The health problems rooting from breeding flat-faced dogs have been leading to a heated debate. For one side, the advocates state that the welfare of the animals should take precedence over aesthetic demand.
"The health and happiness of our pets should always be our priority," says one veterinarian. "We need to critically evaluate the consequences of favoring aesthetics over health."
Nonetheless, there are those who argue that responsible breeding, paired with robust veterinary care, can mitigate many of the health issues suffered by flat-faced dogs. From an ethical standpoint, it seems the conversation should revolve around the demand for these breeds. As long as the public continues to favor flat-faced dogs, breeders will continue catering to this demand.

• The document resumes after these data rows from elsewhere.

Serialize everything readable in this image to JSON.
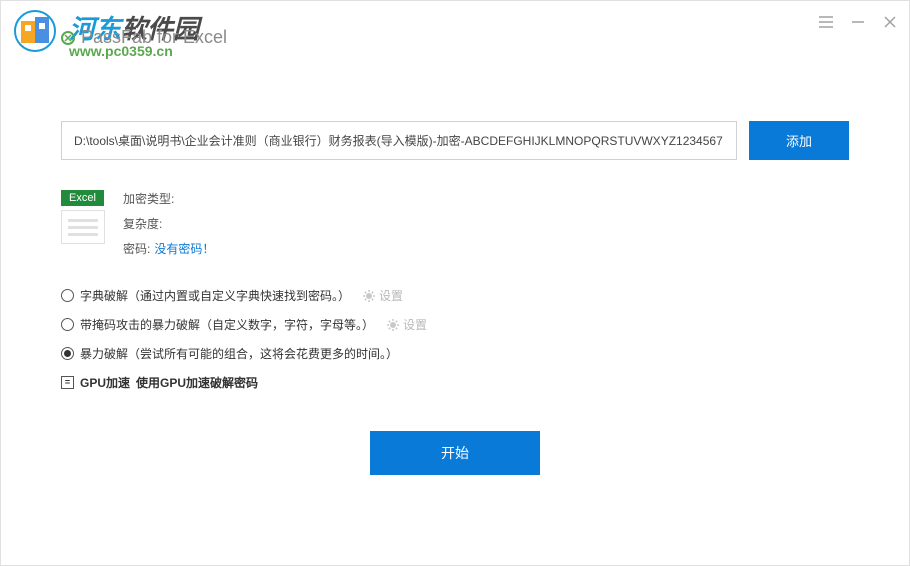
{
  "watermark": {
    "brand_colored": "河东",
    "brand_gray": "软件园",
    "url": "www.pc0359.cn"
  },
  "app": {
    "title": "PassFab for Excel"
  },
  "file": {
    "path": "D:\\tools\\桌面\\说明书\\企业会计准则（商业银行）财务报表(导入模版)-加密-ABCDEFGHIJKLMNOPQRSTUVWXYZ1234567",
    "add_button": "添加"
  },
  "info": {
    "badge": "Excel",
    "type_label": "加密类型:",
    "type_value": "",
    "complexity_label": "复杂度:",
    "complexity_value": "",
    "password_label": "密码:",
    "password_value": "没有密码！"
  },
  "options": {
    "dict": "字典破解（通过内置或自定义字典快速找到密码。）",
    "mask": "带掩码攻击的暴力破解（自定义数字，字符，字母等。）",
    "brute": "暴力破解（尝试所有可能的组合，这将会花费更多的时间。）",
    "settings": "设置",
    "gpu_label": "GPU加速",
    "gpu_desc": "使用GPU加速破解密码"
  },
  "actions": {
    "start": "开始"
  }
}
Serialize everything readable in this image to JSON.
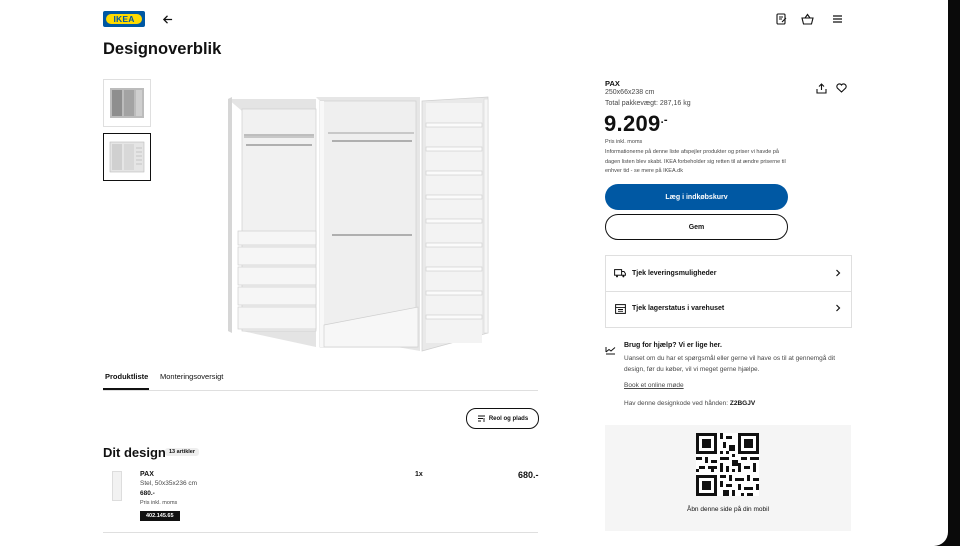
{
  "header": {
    "logo_text": "IKEA",
    "icons": [
      "back-arrow-icon",
      "shopping-list-icon",
      "basket-icon",
      "menu-icon"
    ]
  },
  "page_title": "Designoverblik",
  "tabs": [
    {
      "label": "Produktliste",
      "active": true
    },
    {
      "label": "Monteringsoversigt",
      "active": false
    }
  ],
  "room_button_label": "Reol og plads",
  "design": {
    "title": "Dit design",
    "count_label": "13 artikler",
    "items": [
      {
        "name": "PAX",
        "description": "Stel, 50x35x236 cm",
        "price": "680.-",
        "price_note": "Pris inkl. moms",
        "article_number": "402.145.65",
        "quantity": "1x",
        "total": "680.-"
      }
    ]
  },
  "product": {
    "name": "PAX",
    "dimensions": "250x66x238 cm",
    "weight": "Total pakkevægt: 287,16 kg",
    "price": "9.209",
    "price_suffix": ".-",
    "price_note": "Pris inkl. moms",
    "disclaimer": "Informationerne på denne liste afspejler produkter og priser vi havde på dagen listen blev skabt. IKEA forbeholder sig retten til at ændre priserne til enhver tid - se mere på IKEA.dk",
    "add_to_cart": "Læg i indkøbskurv",
    "save": "Gem"
  },
  "options": [
    {
      "label": "Tjek leveringsmuligheder",
      "icon": "truck-icon"
    },
    {
      "label": "Tjek lagerstatus i varehuset",
      "icon": "store-icon"
    }
  ],
  "help": {
    "title": "Brug for hjælp? Vi er lige her.",
    "text": "Uanset om du har et spørgsmål eller gerne vil have os til at gennemgå dit design, før du køber, vil vi meget gerne hjælpe.",
    "link": "Book et online møde",
    "code_prefix": "Hav denne designkode ved hånden:",
    "code": "Z2BGJV"
  },
  "qr": {
    "caption": "Åbn denne side på din mobil"
  },
  "colors": {
    "ikea_blue": "#0058a3",
    "ikea_yellow": "#ffdb00"
  }
}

The crux of the matter centers on the welfare and wellbeing of these dogs. How far can we justify the practice of breeding, knowing the evident implications on their health? It's a complex and emotionally charged debate, seeking a balance between the ethical, health, and demand aspects. Other dog breeds continue to be bred without significant health issues, emphasizing the need for responsible and ethical breeding practices. It's a widely accepted consensus that preserving the welfare of animals should be the paramount concern of any ethical considerations.
Caring for a brachycephalic, or flat-faced breed, can indeed seem challenging but with the right know-how and a touch of dedication, it becomes a fulfilling journey. The unique needs of these adorable creatures underscore the importance of responsible pet ownership and informed breeding practices.
Bear in mind, you can always turn to specialized solutions such as Snubbies' natural supplements for dogs, which are particularly crafted considering the health needs of brachycephalic breeds. The brand isn't just about products, but a resource of knowledge you can trust, to ensure your furry friend's well-being.
After all, our ultimate goal as pet parents, breeders, or enthusiasts is to cherish the colourful moments our pets bring into our lives while ensuring they enjoy optimal health and happiness. Remember, a healthy dog is a happy dog!
Frequently Asked Questions
What are some health problems commonly faced by flat-faced dogs?
Flat-faced dogs, also known as brachycephalic breeds, often face health problems such as breathing difficulties, overheating, dental issues, eye problems, and gastrointestinal problems.
How can I ensure my flat-faced dog stays cool during hot weather?
To keep your flat-faced dog cool during hot weather, make sure they have access to shade, provide plenty of fresh water, avoid rigorous exercise during the hottest parts of the day, and consider using cooling mats or vests.
What are some tips for maintaining the oral health of a flat-faced dog?
Maintain the oral health of your flat-faced dog by regularly brushing their teeth, feeding them dental-friendly treats, and scheduling professional dental cleanings as recommended by your veterinarian.
How can I help my flat-faced dog breathe easier?
To help your flat-faced dog breathe easier, ensure they maintain a healthy weight, avoid exposing them to excessive heat or humidity, use a harness instead of a collar during walks, and consult with your veterinarian for any breathing-related concerns.
Are brachycephalic breeds suitable for first-time dog owners?
Brachycephalic breeds can be more challenging for first-time dog owners due to their specific health needs and potential breathing difficulties. It's essential to research and understand the breed's requirements before bringing one home.